As fate would have it, I listened to Antonio’s reading of the poem while driving across the Fernpass heading to an overnight stop in Bavaria. Outside temperature was -3 degrees Celsius but that was not what gave me goosebumps as I listened to every word that manages to paint the sad picture of our society’s plight. Bar a few days confined to bed with a heavy bout of man-flu, I had just spent the holidays in the land of symbolic national pride where rivers such as the Piave are revered as holy and where, back in 1848, men in the street had united in the name of an ideal.
Revolutions do not happen overnight. Granted, they do have key moments, but they happen in steps. There are advances and there are setbacks. People need convincing. They need to understand. Which is why the reactionary forces invest much in ignorance. “ (…) r-riżma tagħkom – Li biex tinħass importanti – Issus tkompli biex tiżgura – Lin-nies jibqgħu injoranti.” Ignorance is fundamental for those in power – fundamental because the ignorant are most easily manipulated.
The God Delusion
One of the best ways to manipulate the masses is to operate through illusion. From the early days of the Taghna Lkoll government, I had identified a trend in its modus operandi. At the time I called it the Magritte Effect. Muscat’s government converted the idea of accountability into something akin to a student convincing his teacher that he had done his homework even though the dog had really eaten it. Instead of bothering with facts, Muscat’s team honed the skill of selling Potemkin Villages wholesale and, due to the fact that for a large chunk of the population engagement with politics really translates to “Labour till I die”, this was easily done.
We spent all December watching a tsunami of illusions. A Prime Minister resigned (but he didn’t), he would only do day-to-day administration (but he wouldn’t), he would wrap up the show decently (but he flew to Jerusalem, Dubai and London), he would tell us about those gifts (but he didn’t), he would keep everyone answerable to investigations (but Keith went abroad). As things stood, had Castille sponsored a giant firework in the middle of the Grand Harbour in the shape of a middle finger aimed at the nation, nobody would have been surprised.
Most of all, the two horses vying for the Kink’s throne have both gone to great lengths to prove beyond any reasonable doubt that the whole Labour Movement has absolutely no intention of changing tack. There will be no change. What there will be (and it is easy to decipher this one) is more cosmetic twists pulling on the heartstrings of partisan vocabulary. Chris Fearne, for example, has shown an innate ability to speak to the right masses whether tongue-in-cheek or not. The noises coming from the satellites of the corridors of power are an indication that the tsunami of anger that is represented in the national protests and rallies has not sufficiently shaken the system’s foundations. Lackeys such as Jason Micallef or that excuse for a journalist Stagno Navarra will help perpetrate the us-and-them game that distracts from the deeper ills of the nation.

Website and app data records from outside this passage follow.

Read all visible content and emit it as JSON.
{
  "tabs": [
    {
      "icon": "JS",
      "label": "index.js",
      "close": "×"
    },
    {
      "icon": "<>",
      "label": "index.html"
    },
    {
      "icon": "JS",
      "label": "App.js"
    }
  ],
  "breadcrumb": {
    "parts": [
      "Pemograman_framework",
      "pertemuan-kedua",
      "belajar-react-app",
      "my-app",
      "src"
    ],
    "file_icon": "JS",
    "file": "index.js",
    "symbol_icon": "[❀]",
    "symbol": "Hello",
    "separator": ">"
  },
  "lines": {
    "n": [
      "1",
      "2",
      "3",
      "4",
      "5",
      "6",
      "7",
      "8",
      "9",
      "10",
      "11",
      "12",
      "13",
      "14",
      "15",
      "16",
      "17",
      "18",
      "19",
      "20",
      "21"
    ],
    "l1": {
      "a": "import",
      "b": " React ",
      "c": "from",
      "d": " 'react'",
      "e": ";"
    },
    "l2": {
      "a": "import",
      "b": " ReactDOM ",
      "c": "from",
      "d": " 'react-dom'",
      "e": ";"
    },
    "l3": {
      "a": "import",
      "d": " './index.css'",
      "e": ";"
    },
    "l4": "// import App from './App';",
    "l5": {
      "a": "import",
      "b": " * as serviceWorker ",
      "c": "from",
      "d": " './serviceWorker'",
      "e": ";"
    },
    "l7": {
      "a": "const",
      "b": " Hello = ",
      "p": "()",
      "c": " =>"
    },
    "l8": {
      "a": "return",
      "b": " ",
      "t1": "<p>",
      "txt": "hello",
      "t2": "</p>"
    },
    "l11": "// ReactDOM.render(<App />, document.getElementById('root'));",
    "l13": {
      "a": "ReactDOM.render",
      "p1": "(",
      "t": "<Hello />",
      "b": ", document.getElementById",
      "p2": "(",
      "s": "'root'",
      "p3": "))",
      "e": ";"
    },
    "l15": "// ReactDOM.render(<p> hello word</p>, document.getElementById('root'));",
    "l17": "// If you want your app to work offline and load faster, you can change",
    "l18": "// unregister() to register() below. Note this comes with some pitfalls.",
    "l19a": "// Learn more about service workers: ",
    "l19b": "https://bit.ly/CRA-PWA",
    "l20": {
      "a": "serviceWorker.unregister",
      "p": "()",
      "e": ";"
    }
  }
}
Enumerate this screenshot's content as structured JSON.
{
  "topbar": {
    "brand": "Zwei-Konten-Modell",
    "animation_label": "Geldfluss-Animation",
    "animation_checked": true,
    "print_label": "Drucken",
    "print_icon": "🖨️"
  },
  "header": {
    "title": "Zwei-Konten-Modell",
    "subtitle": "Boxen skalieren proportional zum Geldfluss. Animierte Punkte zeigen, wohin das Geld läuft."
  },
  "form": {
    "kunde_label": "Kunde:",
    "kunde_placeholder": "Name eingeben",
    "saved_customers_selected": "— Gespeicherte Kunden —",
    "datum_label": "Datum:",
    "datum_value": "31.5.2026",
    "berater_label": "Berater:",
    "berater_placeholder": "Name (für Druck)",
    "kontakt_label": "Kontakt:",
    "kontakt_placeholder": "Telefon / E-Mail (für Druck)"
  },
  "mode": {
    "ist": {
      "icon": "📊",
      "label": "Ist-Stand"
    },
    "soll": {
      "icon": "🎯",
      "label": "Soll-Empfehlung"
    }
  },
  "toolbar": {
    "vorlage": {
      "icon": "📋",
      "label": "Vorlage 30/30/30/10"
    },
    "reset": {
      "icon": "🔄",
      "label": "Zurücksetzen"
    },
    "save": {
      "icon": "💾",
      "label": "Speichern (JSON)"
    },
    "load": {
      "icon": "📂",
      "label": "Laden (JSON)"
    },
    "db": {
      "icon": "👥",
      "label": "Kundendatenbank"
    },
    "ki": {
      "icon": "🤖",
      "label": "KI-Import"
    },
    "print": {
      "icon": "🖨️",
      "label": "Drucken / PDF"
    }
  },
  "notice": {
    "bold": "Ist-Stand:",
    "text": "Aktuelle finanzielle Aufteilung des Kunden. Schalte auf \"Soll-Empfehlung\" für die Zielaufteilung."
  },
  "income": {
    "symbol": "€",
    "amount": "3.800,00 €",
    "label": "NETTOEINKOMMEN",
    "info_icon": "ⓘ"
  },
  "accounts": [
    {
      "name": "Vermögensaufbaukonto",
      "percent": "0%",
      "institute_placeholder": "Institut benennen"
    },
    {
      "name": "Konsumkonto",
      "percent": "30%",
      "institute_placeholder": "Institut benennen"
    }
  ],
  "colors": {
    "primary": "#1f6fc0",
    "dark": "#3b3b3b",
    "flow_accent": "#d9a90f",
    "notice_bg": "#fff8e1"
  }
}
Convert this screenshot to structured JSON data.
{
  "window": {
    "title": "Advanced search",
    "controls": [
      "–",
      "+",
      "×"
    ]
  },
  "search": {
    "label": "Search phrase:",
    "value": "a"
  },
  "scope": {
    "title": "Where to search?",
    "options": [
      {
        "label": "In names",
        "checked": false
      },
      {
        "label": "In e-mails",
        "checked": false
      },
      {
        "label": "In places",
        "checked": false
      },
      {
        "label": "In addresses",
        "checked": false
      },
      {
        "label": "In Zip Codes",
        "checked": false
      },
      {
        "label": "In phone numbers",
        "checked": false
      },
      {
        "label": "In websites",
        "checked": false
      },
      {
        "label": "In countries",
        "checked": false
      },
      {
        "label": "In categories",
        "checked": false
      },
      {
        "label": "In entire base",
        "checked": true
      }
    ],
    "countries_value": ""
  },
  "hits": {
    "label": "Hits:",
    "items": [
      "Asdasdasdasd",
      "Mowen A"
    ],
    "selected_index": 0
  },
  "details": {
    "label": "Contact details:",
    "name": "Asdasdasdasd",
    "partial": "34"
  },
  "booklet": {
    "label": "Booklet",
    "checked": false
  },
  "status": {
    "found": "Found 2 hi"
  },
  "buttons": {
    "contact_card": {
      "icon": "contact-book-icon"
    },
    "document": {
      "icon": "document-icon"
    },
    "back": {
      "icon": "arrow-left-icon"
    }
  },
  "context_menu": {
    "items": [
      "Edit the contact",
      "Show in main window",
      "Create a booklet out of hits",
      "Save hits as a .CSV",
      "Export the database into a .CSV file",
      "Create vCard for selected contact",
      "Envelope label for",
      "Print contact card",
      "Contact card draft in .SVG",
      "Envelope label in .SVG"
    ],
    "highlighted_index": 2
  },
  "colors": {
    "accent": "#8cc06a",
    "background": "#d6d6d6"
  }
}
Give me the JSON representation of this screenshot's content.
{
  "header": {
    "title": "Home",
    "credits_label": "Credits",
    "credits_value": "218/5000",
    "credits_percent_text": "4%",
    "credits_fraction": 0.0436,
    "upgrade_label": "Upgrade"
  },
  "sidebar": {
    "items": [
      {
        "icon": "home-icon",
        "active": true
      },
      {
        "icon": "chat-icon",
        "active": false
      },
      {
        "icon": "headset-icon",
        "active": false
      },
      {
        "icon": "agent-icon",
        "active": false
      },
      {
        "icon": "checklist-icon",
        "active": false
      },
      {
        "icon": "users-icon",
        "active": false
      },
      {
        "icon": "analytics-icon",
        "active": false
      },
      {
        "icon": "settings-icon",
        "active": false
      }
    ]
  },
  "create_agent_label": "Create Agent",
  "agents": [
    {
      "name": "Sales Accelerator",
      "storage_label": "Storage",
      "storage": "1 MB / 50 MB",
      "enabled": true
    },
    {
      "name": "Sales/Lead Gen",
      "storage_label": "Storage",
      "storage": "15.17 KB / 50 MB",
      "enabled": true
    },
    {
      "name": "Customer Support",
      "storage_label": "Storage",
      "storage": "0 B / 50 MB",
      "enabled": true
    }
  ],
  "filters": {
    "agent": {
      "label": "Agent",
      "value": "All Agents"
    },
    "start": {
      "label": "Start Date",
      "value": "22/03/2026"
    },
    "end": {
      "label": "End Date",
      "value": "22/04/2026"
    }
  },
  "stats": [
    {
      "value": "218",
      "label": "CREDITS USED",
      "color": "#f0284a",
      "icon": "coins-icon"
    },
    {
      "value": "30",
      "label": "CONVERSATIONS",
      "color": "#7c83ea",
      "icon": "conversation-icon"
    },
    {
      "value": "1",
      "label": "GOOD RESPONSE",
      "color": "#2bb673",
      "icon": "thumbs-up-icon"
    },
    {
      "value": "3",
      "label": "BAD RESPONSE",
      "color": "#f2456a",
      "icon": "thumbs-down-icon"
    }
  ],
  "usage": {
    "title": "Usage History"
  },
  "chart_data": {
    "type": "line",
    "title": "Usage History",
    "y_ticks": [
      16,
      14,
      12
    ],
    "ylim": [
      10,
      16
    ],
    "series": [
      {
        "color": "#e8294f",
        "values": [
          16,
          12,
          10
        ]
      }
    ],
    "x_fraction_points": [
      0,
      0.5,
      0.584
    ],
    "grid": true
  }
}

2020 is here. Over 800 days from the brutal assassination of Daphne Caruana Galizia. Over one month from the fast-forward moment in the investigation that has precipitated events in the eyes of the world. The biggest danger is that we fall for the illusion that change has actually begun to happen. The orchestrated performances of the Muscats and Fearnes and Abelas point to anything but a promise of change.
That is why the anger must not subside. That is why the protests and rallies are crucial. That is why the realization of the ugliness of those in power is an important phase in the development of our society. As civil society rediscovers itself, it will also be able to take control of its own destiny.
Allow me to thank each and every person and organization present at Sunday’s protest against corruption and concert. I am proud of people like you. You are the answer to the ugliness.
You are beautiful. (Especially Mario Vella.)